Then it was time for the double ring ceremony. She carefully avoided looking full into Louis’ face, as he chanted the ritual after the judge, for fear that she would break down. She fixed her eyes on the shiny gold band that he held so tightly between thumb and forefinger that the flesh was a pinched white.
“. . . And by the authority vested in me by this State, I pronounce that they are Man and Wife. . . .” It was over. She was Louis’ wife! Keely felt his arms around her, his trembling lips against her own. She felt the tears rush to her eyes, and she realized that he was crying, too. The judge and the Sniders pressed in to congratulate them. Clara was crying, Keely’s mother was sobbing. Only the judge and Snider were dry-eyed. Keely swallowed hard and looked at Louis. Her first words as Mrs. Prima were: “Louis, were you scared?”

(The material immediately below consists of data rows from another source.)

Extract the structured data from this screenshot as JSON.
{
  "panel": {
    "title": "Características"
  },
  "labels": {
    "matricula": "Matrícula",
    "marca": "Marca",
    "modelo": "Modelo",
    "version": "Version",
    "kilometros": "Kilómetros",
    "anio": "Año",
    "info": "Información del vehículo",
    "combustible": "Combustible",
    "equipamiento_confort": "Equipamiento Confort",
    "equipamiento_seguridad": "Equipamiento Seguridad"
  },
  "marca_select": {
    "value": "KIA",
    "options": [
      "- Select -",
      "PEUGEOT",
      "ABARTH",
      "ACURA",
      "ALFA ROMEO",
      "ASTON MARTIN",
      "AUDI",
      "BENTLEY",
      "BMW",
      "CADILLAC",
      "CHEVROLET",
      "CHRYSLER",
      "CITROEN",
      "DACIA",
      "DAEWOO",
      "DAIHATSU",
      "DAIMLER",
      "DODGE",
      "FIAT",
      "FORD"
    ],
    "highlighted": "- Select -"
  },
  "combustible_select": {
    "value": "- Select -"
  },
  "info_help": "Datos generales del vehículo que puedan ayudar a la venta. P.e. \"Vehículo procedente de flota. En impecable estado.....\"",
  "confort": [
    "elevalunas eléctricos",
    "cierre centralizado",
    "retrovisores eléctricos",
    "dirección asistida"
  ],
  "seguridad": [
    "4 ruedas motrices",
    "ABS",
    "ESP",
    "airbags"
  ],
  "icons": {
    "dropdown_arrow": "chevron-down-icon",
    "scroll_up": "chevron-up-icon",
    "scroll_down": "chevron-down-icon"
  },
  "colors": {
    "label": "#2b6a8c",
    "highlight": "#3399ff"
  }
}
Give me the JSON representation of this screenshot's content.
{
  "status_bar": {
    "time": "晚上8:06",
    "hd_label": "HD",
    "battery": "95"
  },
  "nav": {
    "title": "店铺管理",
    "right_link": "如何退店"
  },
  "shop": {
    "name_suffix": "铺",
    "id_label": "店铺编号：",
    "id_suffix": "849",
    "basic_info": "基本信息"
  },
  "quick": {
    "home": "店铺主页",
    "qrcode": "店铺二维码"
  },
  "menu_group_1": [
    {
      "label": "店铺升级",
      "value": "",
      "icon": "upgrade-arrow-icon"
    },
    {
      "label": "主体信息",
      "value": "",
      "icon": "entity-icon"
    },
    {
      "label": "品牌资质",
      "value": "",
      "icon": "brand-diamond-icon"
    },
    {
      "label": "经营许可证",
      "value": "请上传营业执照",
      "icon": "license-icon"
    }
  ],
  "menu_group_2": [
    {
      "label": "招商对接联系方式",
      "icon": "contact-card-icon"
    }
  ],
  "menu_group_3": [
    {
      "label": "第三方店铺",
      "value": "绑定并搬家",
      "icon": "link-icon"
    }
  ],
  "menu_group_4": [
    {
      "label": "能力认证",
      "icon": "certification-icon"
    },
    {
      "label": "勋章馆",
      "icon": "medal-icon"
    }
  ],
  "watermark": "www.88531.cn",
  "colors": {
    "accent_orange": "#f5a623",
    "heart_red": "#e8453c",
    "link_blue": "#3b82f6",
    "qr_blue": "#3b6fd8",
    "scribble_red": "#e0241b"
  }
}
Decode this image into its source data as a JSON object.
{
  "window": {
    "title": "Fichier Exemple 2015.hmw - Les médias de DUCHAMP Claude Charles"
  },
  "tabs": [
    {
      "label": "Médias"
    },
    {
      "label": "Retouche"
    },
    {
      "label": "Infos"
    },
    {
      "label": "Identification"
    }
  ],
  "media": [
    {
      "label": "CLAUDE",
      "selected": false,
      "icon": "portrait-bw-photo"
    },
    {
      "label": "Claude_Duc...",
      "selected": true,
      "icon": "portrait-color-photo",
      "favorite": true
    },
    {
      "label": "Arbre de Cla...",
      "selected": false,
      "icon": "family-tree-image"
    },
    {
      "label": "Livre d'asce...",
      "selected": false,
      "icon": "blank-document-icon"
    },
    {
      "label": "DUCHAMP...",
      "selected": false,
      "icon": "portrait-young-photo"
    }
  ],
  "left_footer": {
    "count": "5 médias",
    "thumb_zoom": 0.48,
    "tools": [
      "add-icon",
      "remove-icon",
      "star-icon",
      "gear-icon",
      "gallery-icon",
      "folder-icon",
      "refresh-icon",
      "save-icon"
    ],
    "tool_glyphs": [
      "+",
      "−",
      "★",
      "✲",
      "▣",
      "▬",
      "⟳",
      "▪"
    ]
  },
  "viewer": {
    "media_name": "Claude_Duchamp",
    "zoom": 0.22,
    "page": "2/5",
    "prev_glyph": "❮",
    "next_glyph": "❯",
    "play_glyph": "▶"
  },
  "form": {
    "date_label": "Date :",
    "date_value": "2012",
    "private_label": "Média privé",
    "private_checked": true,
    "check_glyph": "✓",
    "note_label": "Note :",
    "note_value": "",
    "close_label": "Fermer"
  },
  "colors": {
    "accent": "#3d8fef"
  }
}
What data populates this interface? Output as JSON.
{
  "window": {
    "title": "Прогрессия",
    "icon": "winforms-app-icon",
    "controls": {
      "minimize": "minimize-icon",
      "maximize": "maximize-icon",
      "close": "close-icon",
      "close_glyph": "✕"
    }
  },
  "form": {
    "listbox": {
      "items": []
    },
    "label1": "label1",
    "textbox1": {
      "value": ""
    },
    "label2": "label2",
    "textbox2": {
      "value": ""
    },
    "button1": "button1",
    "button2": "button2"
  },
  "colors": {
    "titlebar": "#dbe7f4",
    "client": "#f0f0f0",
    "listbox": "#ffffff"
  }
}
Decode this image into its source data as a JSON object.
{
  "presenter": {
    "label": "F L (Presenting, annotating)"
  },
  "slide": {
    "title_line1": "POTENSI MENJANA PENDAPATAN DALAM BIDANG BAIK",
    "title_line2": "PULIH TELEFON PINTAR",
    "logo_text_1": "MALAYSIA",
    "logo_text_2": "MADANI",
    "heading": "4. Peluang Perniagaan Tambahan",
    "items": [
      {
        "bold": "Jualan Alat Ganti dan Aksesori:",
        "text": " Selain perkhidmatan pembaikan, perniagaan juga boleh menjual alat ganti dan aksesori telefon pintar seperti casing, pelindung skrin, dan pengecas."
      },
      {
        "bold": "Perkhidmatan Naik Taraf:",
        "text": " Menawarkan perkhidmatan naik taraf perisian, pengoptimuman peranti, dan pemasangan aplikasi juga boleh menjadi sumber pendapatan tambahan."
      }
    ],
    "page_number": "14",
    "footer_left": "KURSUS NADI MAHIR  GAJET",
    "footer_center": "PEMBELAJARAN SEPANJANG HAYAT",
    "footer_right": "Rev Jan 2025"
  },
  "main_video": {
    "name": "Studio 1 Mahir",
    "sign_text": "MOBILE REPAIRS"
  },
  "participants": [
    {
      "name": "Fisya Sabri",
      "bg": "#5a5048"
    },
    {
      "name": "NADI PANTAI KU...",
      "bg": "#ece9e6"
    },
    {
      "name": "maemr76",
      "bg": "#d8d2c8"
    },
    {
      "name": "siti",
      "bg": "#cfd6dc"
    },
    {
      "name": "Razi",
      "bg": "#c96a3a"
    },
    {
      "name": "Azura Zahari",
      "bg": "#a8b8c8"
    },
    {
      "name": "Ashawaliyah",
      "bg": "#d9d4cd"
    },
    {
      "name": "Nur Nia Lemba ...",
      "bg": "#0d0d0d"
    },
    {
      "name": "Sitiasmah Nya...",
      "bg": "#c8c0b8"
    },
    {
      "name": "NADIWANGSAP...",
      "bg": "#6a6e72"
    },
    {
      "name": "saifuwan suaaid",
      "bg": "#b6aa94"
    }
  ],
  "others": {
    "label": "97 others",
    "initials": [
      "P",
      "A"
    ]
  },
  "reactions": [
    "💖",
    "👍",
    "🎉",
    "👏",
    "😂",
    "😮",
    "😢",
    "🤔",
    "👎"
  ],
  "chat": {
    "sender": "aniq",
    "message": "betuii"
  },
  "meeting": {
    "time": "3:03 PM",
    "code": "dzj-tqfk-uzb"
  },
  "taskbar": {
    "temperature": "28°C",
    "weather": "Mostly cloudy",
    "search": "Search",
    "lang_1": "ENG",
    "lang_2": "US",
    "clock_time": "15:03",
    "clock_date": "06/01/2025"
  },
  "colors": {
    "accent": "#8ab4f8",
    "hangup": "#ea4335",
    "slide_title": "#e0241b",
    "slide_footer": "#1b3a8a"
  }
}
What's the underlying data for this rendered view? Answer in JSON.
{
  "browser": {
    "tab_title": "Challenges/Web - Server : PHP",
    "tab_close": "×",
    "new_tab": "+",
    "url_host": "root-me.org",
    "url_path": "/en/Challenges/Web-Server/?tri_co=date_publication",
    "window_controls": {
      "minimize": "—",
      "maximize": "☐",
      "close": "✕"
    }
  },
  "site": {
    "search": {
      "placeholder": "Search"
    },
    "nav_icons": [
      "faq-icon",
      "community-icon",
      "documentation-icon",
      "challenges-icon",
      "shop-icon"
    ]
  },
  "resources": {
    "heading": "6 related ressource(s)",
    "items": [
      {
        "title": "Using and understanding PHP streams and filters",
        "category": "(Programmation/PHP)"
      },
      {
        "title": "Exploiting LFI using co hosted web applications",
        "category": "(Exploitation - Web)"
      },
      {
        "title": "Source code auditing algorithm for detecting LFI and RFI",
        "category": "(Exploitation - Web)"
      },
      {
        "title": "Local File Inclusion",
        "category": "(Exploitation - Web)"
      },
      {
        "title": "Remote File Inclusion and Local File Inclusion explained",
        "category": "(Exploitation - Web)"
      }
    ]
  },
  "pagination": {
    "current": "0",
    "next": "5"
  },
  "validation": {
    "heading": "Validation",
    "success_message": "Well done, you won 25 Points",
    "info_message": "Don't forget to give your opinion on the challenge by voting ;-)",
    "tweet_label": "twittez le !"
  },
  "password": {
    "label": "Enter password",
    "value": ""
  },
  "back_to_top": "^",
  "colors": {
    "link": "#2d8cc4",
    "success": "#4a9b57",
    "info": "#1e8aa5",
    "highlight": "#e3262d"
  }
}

After the ceremony, Snider drove them back to the hotel. To make things “look right,” Keely insisted that they change into their bathing suits and go back to the beach.
They were faced by an indignant Buster. “Where’s my soda and ’burger?”
Keely looked at Louis. They burst out laughing. “I’m sorry . . . we . . . we forgot it. . . .” Keely finally gasped.
Buster glared at them. “Where were you guys, anyhow?”
“We ran off and got married,” Keely said lightly.
“Oh sure!” Buster growled, heading for the hotel.
I “I don’t think he believes us,” Keely grinned. Louis winked and squeezed her hand. . . .
“Mommy! Mommy!” Shrill childish voices and the clatter of footsteps climbing the attic stairs snapped Keely out of her remembering. She looked around with a start.
Two bright little faces appeared over the top step. Toni, five, and three-and-a-half-year-old Luanne, ran to Mommy to be hugged.
Toni asked, “What are those funny shoes, Mommy?”
“Funny?” Keely held out the foot with the sneaker on it, the other shoe still in her hand. She arched her foot admiringly. “They’re not funny, Sweetie,” she said. “I think they’re kind of nice.”
Toni giggled. “I bet Daddy thinks they’re funny.”
Keely took off the sneaker, tied it by the laces to its mate, and put the pair gently back into the trunk.
“Oh, I don’t know,” she said softly. “I have a feeling he thinks they’re beautiful, too.”
Hear Keely and Louis sing on Dot label.
It is a quote. PHOTOPLAY MAGAZINE JANUARY 1961